Redemption Rates

American Express cardholders can get a lot of value from the bank's transfer partners, but if you want to redeem your points directly with the card issuer, the redemption rate is often around 1 cent per point—though it can sometimes be higher.

The program's low redemption rate for statement credits and a lack of cash back make it worth considering only if you want to redeem your rewards for travel.

In contrast, most Chase Ultimate Rewards cards offer 1 cent per point for both travel and cash back, and you can get up to 1.5 cents per point in value on travel reservations through Chase and statement credits through the Pay Yourself Back option, depending on which card you have.

Transfer Partners

For this factor, it all comes down to which partners you value and will use the most. Think about your travel habits and consider which airlines and hotel brands you prefer or want to try to determine which program offers you the better value for your needs.

Individual Cards

This is where things get a bit more complicated. Within each program, you've got various cards with different welcome offers, rewards structures and card benefits. 

If you're looking for a premium card, for instance, the Chase Sapphire Reserve offers a much better rewards structure, but the Platinum Card will give you far more value with its benefits—though some of the card's perks are more difficult to maximize than others. Both cards offer similar benefits as well.

The Amex Gold Card doesn't have a comparable option with Chase, but it's a great card for earning rewards on purchases at U.S. supermarkets and gas stations.

On the other hand, if you want a no-annual-fee card, Membership Rewards doesn't offer a solid option on the consumer side, so you're better off with the Chase Freedom Flex or Freedom Unlimited. 

Weigh the annual fee against any card's rewards program and perks to determine whether you can get enough value to cover the annual fee and how much effort it'll take. If you're a true rewards enthusiast, it may make sense to sign up for both Chase Ultimate Rewards and Amex Membership Rewards. That way, you can get the best of both worlds. 

The Bottom Line

Both Chase Ultimate Rewards and Amex Membership Rewards offer a lot of value to cardholders, and individual cards within each program can provide significant benefits depending on your spending habits and travel goals. 

BL

Ben Luthi

Ben Luthi is a personal finance and travel writer and credit card expert. He has a degree in finance from Brigham Young University and worked in financial planning, banking and auto finance before writing full-time for NerdWallet and Student Loan Hero.
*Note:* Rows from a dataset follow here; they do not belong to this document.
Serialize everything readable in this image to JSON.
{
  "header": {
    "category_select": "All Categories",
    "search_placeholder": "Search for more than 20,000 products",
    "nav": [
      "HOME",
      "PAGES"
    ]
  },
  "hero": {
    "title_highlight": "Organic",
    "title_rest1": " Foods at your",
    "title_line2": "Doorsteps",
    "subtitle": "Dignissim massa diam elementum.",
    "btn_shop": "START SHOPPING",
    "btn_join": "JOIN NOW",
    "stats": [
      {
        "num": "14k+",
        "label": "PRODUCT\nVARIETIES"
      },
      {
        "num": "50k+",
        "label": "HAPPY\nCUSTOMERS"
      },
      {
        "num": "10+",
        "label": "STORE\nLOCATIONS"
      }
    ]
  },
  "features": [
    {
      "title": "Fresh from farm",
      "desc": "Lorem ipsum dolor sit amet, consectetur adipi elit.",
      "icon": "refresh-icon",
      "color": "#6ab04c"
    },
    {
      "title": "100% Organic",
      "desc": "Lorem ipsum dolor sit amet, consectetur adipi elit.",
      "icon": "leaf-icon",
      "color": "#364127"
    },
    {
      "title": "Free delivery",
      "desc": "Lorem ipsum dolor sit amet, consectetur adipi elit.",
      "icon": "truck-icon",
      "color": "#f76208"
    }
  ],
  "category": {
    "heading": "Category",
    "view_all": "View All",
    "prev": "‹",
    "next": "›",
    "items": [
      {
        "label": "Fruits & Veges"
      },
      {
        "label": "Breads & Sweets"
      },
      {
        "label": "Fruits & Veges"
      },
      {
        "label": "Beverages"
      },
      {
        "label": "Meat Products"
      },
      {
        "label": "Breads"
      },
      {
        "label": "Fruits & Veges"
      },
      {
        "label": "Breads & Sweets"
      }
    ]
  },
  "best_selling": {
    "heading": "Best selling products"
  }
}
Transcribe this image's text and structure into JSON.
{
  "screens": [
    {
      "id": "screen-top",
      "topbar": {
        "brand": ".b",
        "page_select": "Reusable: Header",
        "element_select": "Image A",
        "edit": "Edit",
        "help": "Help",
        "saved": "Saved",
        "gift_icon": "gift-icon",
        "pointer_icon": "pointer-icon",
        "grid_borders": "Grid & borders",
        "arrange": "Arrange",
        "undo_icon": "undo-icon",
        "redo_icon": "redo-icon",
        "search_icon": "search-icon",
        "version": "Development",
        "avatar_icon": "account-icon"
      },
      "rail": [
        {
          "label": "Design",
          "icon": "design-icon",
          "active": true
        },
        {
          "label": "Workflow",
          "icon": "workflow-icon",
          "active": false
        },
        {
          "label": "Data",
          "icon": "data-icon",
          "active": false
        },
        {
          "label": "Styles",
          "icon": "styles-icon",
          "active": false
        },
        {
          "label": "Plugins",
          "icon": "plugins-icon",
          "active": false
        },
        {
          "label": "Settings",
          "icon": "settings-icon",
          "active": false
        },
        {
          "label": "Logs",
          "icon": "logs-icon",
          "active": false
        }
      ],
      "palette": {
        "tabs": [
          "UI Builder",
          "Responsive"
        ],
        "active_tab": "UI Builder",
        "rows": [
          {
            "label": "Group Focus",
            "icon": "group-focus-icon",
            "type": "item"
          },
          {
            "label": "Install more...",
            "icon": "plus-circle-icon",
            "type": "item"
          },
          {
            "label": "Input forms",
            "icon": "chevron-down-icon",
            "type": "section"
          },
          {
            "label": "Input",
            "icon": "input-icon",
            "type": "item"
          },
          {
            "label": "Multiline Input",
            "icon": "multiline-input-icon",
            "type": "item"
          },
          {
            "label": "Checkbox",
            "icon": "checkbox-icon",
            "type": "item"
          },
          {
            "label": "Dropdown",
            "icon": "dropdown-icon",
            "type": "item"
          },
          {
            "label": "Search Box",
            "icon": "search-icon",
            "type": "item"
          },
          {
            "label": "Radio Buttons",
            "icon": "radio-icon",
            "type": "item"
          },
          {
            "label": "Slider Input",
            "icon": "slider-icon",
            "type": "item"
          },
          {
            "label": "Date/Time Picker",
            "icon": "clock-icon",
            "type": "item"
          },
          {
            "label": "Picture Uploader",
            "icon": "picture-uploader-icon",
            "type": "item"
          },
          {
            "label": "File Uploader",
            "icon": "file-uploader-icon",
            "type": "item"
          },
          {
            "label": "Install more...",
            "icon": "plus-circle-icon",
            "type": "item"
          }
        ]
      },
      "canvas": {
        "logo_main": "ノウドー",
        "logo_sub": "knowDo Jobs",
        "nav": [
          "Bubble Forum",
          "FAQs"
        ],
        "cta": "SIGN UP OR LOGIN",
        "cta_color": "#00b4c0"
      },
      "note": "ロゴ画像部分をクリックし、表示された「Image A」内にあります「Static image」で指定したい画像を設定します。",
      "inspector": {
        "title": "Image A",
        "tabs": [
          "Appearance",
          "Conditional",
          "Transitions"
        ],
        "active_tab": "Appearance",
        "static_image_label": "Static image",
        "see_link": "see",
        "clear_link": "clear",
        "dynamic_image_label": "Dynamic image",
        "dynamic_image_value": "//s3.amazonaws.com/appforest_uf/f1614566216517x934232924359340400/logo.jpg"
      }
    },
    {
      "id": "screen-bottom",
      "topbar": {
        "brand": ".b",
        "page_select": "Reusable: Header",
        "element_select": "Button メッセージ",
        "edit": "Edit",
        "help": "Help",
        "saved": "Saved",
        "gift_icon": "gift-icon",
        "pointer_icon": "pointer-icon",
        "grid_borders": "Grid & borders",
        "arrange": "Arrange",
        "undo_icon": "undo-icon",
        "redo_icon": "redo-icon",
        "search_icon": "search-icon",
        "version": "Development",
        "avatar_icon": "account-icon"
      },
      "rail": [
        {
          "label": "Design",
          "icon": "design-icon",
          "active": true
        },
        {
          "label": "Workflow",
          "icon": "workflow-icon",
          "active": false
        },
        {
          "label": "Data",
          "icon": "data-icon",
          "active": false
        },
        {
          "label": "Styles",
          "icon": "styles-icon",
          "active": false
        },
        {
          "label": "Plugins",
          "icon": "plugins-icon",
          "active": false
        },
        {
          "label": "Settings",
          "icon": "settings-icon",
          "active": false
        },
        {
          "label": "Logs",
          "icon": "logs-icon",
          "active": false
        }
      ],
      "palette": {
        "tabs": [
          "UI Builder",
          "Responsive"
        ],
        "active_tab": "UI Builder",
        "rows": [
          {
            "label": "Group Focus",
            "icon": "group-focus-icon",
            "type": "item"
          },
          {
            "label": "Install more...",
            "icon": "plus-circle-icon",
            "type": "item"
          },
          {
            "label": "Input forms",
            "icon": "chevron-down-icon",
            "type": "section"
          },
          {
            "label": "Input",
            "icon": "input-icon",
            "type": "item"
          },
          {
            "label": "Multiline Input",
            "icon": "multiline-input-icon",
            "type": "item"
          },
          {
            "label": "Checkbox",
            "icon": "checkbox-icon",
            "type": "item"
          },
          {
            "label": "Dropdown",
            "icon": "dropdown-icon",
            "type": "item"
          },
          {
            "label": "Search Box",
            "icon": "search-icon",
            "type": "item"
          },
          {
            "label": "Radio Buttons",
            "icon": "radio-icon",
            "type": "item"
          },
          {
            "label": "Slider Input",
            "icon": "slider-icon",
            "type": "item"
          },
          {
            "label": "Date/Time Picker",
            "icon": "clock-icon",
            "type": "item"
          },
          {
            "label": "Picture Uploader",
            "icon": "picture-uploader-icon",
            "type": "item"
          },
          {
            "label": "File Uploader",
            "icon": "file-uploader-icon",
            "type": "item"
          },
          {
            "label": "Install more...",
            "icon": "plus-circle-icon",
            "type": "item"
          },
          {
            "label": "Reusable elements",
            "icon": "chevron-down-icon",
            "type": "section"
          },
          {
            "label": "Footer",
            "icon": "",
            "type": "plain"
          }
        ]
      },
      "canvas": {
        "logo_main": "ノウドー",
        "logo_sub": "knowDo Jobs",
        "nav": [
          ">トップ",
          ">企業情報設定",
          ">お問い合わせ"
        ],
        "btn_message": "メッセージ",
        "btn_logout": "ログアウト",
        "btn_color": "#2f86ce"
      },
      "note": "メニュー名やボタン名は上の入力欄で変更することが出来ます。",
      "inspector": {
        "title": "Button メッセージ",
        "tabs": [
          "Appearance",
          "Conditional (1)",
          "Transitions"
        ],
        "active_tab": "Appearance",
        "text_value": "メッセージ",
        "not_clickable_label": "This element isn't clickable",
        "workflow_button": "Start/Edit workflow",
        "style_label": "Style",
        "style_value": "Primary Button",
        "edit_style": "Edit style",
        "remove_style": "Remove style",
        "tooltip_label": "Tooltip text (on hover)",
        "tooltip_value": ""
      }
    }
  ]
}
Ben is now a full-time freelance writer and enjoys traveling and spending time with his two kids. His work has appeared in several publications, including U.S. News & World Report, USA Today, Money, Success and Slickdeals.